The combat system was very simple, using a turn-based cover and shoot system for its purposes. But it’s the little things that give the gameplay a bit a magic, such as the possibility of stray bullets hitting unintended units near the shooter or the target during fights. In my personal game, I couldn’t help but laugh at my own stupidity when Yennefer blew a teammate’s face off because they happened to be standing in front of my intended target, or when Triss caught a stray bullet from Lara for the umpteenth time. When I had a mini-nuke explosion engulf several of my characters, I noticed post-fight that all of their clothing was destroyed, literally burned off from the explosion leaving my party in their underwear. It’s these little touches that really make Wasteland 2 something special.
Honorable Mention: Divinity: Original Sin (Larian Studios)
Divinity: Original Sin was the first game I bought for full price in I don’t know how long. I’m the kind of destitute gamer that only has money to buy year old games during Steam sales for pennies on the dollar, but in a moment of weakness I forked over the $40 on impulse. It must have been a divine intervention that my first impulse purchase in forever was actually an amazing game.
The game is a typical medieval fantasy, magic, and monsters setting with a bit of personality. Players can create two unique characters that can be fully customized in both appearance and skills. Similar to Wasteland 2, Divinity: Original Sin uses a turn-based combat system. However the combat is so dynamic that with some careful planning players can alter the field of battle in their favor. Ignite poison clouds, summon rainstorms to put out fires,and use the smoke of doused fires to block enemies’ vision — the possibilities in combat are astounding.
I had the most fun playing the game co-op with a buddy, with each of us taking over one of the custom characters. While most games treat the option of co-operative gameplay as lazy, usually forcing the second player to be passive in the flow of gameplay, Divinity: Original Sin has players fight in a small rock-paper-scissors minigame when conflicts in choices occur. This option brings roleplay to life, as my partner is no longer just watching me play and occasionally helping me kill things, but rather we are enjoying a dynamic partnered experience.
Best of 2014: Transistor (Supergiant Games)
Transistor is one of those games that remind me why I play video games. It’s the type of game that as I’m playing I feel like I’m living through a story — immersing me in the universe. Every aspect of the game merges seamlessly into the players experience as they follow Red in her story.

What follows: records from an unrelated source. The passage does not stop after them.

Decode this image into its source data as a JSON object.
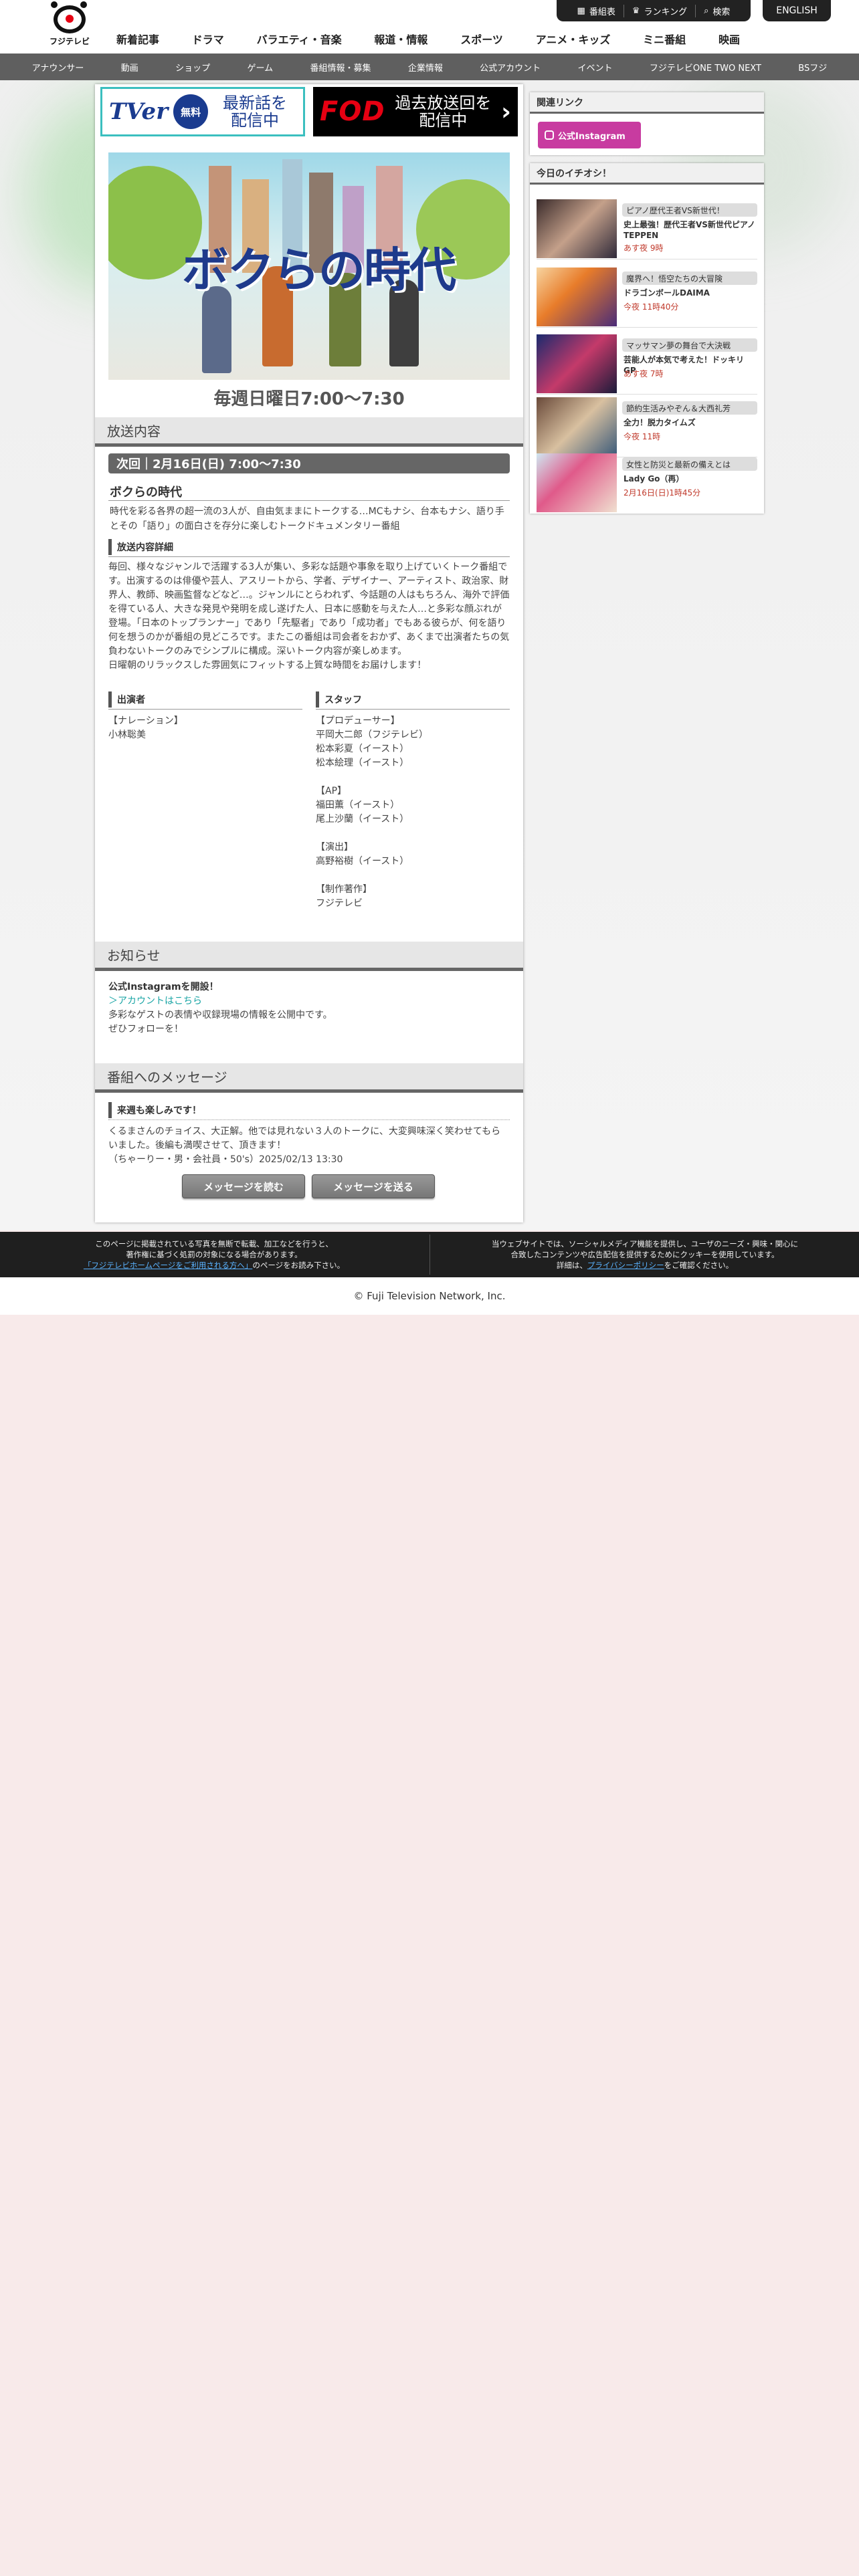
{
  "header": {
    "logo_text": "フジテレビ",
    "util_links": [
      {
        "icon": "grid-icon",
        "label": "番組表"
      },
      {
        "icon": "crown-icon",
        "label": "ランキング"
      },
      {
        "icon": "search-icon",
        "label": "検索"
      }
    ],
    "english_label": "ENGLISH",
    "main_nav": [
      "新着記事",
      "ドラマ",
      "バラエティ・音楽",
      "報道・情報",
      "スポーツ",
      "アニメ・キッズ",
      "ミニ番組",
      "映画"
    ],
    "sub_nav": [
      "アナウンサー",
      "動画",
      "ショップ",
      "ゲーム",
      "番組情報・募集",
      "企業情報",
      "公式アカウント",
      "イベント",
      "フジテレビONE TWO NEXT",
      "BSフジ"
    ]
  },
  "banners": {
    "tver": {
      "logo": "TVer",
      "badge": "無料",
      "text_line1": "最新話を",
      "text_line2": "配信中"
    },
    "fod": {
      "logo": "FOD",
      "text_line1": "過去放送回を",
      "text_line2": "配信中"
    }
  },
  "hero": {
    "title": "ボクらの時代",
    "schedule": "毎週日曜日7:00〜7:30"
  },
  "broadcast": {
    "section_title": "放送内容",
    "next_label": "次回｜2月16日(日) 7:00〜7:30",
    "program_title": "ボクらの時代",
    "lead": "時代を彩る各界の超一流の3人が、自由気ままにトークする…MCもナシ、台本もナシ、語り手とその「語り」の面白さを存分に楽しむトークドキュメンタリー番組",
    "detail_title": "放送内容詳細",
    "detail_lines": [
      "毎回、様々なジャンルで活躍する3人が集い、多彩な話題や事象を取り上げていくトーク番組です。出演するのは俳優や芸人、アスリートから、学者、デザイナー、アーティスト、政治家、財界人、教師、映画監督などなど…。ジャンルにとらわれず、今話題の人はもちろん、海外で評価を得ている人、大きな発見や発明を成し遂げた人、日本に感動を与えた人…と多彩な顔ぶれが登場。「日本のトップランナー」であり「先駆者」であり「成功者」でもある彼らが、何を語り何を想うのかが番組の見どころです。またこの番組は司会者をおかず、あくまで出演者たちの気負わないトークのみでシンプルに構成。深いトーク内容が楽しめます。",
      "日曜朝のリラックスした雰囲気にフィットする上質な時間をお届けします！"
    ],
    "cast_title": "出演者",
    "cast_lines": [
      "【ナレーション】",
      "小林聡美"
    ],
    "staff_title": "スタッフ",
    "staff_lines": [
      "【プロデューサー】",
      "平岡大二郎（フジテレビ）",
      "松本彩夏（イースト）",
      "松本絵理（イースト）",
      "",
      "【AP】",
      "福田薫（イースト）",
      "尾上沙蘭（イースト）",
      "",
      "【演出】",
      "高野裕樹（イースト）",
      "",
      "【制作著作】",
      "フジテレビ"
    ]
  },
  "notice": {
    "section_title": "お知らせ",
    "headline": "公式Instagramを開設！",
    "link_text": "＞アカウントはこちら",
    "lines": [
      "多彩なゲストの表情や収録現場の情報を公開中です。",
      "ぜひフォローを！"
    ]
  },
  "messages": {
    "section_title": "番組へのメッセージ",
    "item_title": "来週も楽しみです！",
    "item_body": "くるまさんのチョイス、大正解。他では見れない３人のトークに、大変興味深く笑わせてもらいました。後編も満喫させて、頂きます！",
    "item_meta": "（ちゃーりー・男・会社員・50's）2025/02/13 13:30",
    "read_button": "メッセージを読む",
    "send_button": "メッセージを送る"
  },
  "sidebar": {
    "related_title": "関連リンク",
    "instagram_label": "公式Instagram",
    "pick_title": "今日のイチオシ！",
    "picks": [
      {
        "tag": "ピアノ歴代王者VS新世代！",
        "title": "史上最強！歴代王者VS新世代ピアノTEPPEN",
        "time": "あす夜 9時"
      },
      {
        "tag": "魔界へ！悟空たちの大冒険",
        "title": "ドラゴンボールDAIMA",
        "time": "今夜 11時40分"
      },
      {
        "tag": "マッサマン夢の舞台で大決戦",
        "title": "芸能人が本気で考えた！ドッキリGP",
        "time": "あす夜 7時"
      },
      {
        "tag": "節約生活みやぞん＆大西礼芳",
        "title": "全力！脱力タイムズ",
        "time": "今夜 11時"
      },
      {
        "tag": "女性と防災と最新の備えとは",
        "title": "Lady Go（再）",
        "time": "2月16日(日)1時45分"
      }
    ]
  },
  "footer": {
    "left_lines": [
      "このページに掲載されている写真を無断で転載、加工などを行うと、",
      "著作権に基づく処罰の対象になる場合があります。"
    ],
    "left_link": "「フジテレビホームページをご利用される方へ」",
    "left_tail": "のページをお読み下さい。",
    "right_lines": [
      "当ウェブサイトでは、ソーシャルメディア機能を提供し、ユーザのニーズ・興味・関心に",
      "合致したコンテンツや広告配信を提供するためにクッキーを使用しています。"
    ],
    "right_prefix": "詳細は、",
    "right_link": "プライバシーポリシー",
    "right_tail": "をご確認ください。",
    "copyright": "© Fuji Television Network, Inc."
  }
}
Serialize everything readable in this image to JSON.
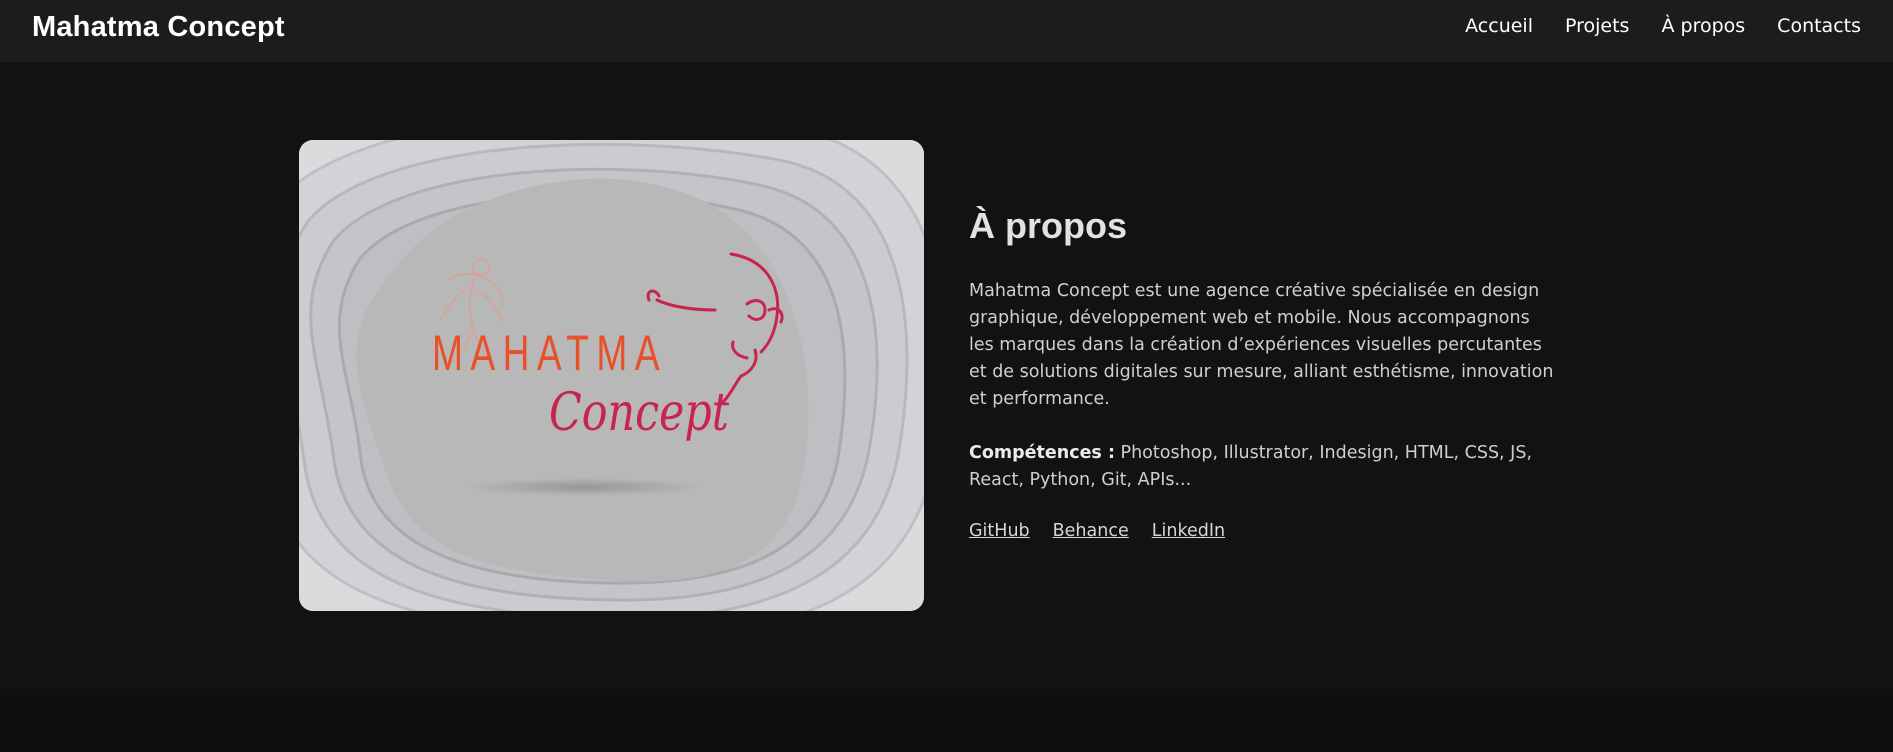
{
  "header": {
    "brand": "Mahatma Concept",
    "nav": [
      "Accueil",
      "Projets",
      "À propos",
      "Contacts"
    ]
  },
  "about": {
    "image_wordmark": "MAHATMA",
    "image_script": "Concept",
    "title": "À propos",
    "description": "Mahatma Concept est une agence créative spécialisée en design graphique, développement web et mobile. Nous accompagnons les marques dans la création d’expériences visuelles percutantes et de solutions digitales sur mesure, alliant esthétisme, innovation et performance.",
    "skills_label": "Compétences :",
    "skills_value": "Photoshop, Illustrator, Indesign, HTML, CSS, JS, React, Python, Git, APIs...",
    "links": [
      "GitHub",
      "Behance",
      "LinkedIn"
    ]
  },
  "colors": {
    "background": "#121212",
    "header_bg": "#1c1c1c",
    "logo_orange": "#e8502a",
    "logo_crimson": "#c8244d"
  }
}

Like with Supergiant Game’s previous work, Bastion, the music in the game is phenomenal. Darren Korb does an excellent job of producing tracks that set the mood for every setting the game takes place in with the voice of Ashley Barrett performing outstanding vocals. Couple the music with the unique art style of the game, and it’s a stark reminder of the creativity and beauty that can be in video games. Complete with the vocal guidance of Logan Cunningham, the atmosphere of the game brings you to another world.
Transistor‘s combat allows players to use a variety of skills acquired throughout the game to defeat enemies, either in real-time or by using the turn system which grants Red the option to perform a set of pre-planned moves instantly at the cost of a moment of vulnerability. The abilities players use can be combined to create augmented effects or equipped in passive slots to give boosts and augments to all of Red’s abilities. This variability allows players to craft a unique combat style of their choosing.
The story had me completely invested, giving me enough scraps of information to keep me guessing the plot but leaving me frantically hungry for more. Transistor exploited this hunger — as players use abilities in different slots more of the background of the setting is revealed. This forces the player to adapt to a multitude of play styles in order to unearth the whole story, a creative option for bringing players outside their comfort zone.
I personally believe Transistor had it all. The voicework, gameplay, art style, setting, characters, it all brings the game together in an experience that makes you feel like you didn’t just play a game, but lived through an experience.
So there you have it, my picks of 2014. Like what I picked or think my tastes are terrible? Let me know in the comments below or harass me on Twitter at @BearKun3. Also be sure to like us on Facebook and follow us at @APGNation